A feeling of tension towards change is always a positive thing. In this case a photographer, who usually shoots in black and white, has decided to use colour. It is an important change of perspective for those who are used to converting colour into shades between black and white. It was the chromatic universe of Cuba that drove him towards the change. But choosing to use colour means deciding to adopt a different language, not just colouring what is grey. Photographing in colour requires planning skills in which the use of colour is the result of precise expressive motivations. Bright and unexpected colours are not enough if the images do not use them properly. In most cases these photographs could be transformed into black and white pictures without losing their connotations. A good starting point for reflection could come from the study of Alex Webb's photographs he knows how to interpret colour in a personal and particularly effective way.
I would like to highlight another aspect, taking inspiration from Silvestru Hosszu's statement. Words are important even for a photographer. If we are talking about a "project", we must remember what this term means. The concept of "project" (in the case of photography) implies the capability to structure a coherent sequence of images by form and content. In the case of these images, the declared theme is "Cuban urban life". Right, but what did you mean? In these images we can only actually see people in the street, not their lives. Or better: in 5, maybe 6 photographs, the subjects are looking at the photographer. This means that his presence is in some way changing the events. The subject matter has changed: it is no longer "life in the streets of Cuba"; now the "subject" is the people who are looking at the photographer who is photographing them. And this is very different from recounting life on the streets.

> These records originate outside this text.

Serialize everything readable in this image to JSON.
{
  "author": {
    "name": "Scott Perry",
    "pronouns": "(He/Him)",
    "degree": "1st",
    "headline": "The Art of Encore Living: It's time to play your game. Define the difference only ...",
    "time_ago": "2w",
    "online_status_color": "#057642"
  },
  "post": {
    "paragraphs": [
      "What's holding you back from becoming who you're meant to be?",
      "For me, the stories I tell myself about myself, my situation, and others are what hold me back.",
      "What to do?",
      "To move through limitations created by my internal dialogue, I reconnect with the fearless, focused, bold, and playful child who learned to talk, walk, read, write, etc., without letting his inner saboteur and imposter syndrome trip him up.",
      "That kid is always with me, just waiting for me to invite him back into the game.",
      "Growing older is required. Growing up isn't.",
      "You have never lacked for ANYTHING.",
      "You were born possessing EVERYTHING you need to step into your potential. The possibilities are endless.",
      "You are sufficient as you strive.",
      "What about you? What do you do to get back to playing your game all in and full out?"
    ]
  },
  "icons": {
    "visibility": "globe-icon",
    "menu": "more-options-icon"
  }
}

One very clear thing when you look at these images all together is the difference in format between the photographs. The question is: why? The answer is probably that by adapting the format, the photographer has been able to correct some imperfections in the composition. I don’t believe that we should be taliban like Cartier–Bresson on this issue, but I do believe that the rigour in the presentation of the work is indispensable. And I also think that it is a great exercise to be able to manage the composition in the chosen format. And, if we just can't do it when shooting, let's try to frame the image in proportion to the original format. Not always possible? Right. Then just give up the shot, which is much better than offering a confusing image of your work.
Street photography requires speed and quick reflexes. Good situations often last only for a moment, but this does not justify approximation in the framing. Cleaning also means trying to keep the camera straight. In many cases it is not clear in these photographs if the photographer, the street or the architecture is inclined. It's an annoying feeling. My advice is to pay more attention to the frame and the position we are in with regard to the subject. Too often the distance is too far. I am not only talking about a physical distance, but also about a mental distance. The feeling when I look at these photographs is that they have been taken remotely without contact. Generally in these cases I ask my students for the names of the photographed people. They never know. Why? Simply because they did not stop to talk to them, not even enough to ask them for their name. OK, this is not necessarily street photography, but it's a way to better photographers. In conclusion, my advice is to restrict the subject of research and not to be afraid of approaching people, because that is really the only way to tell their story.
I’m not joking when I say that the best image is the first one because it gives out the atmosphere of the place. A good starting point for the next colour photo adventure!
Buona luce Silvestru! (Buona luce is an Italian expression to wish good luck and good work to a photographer)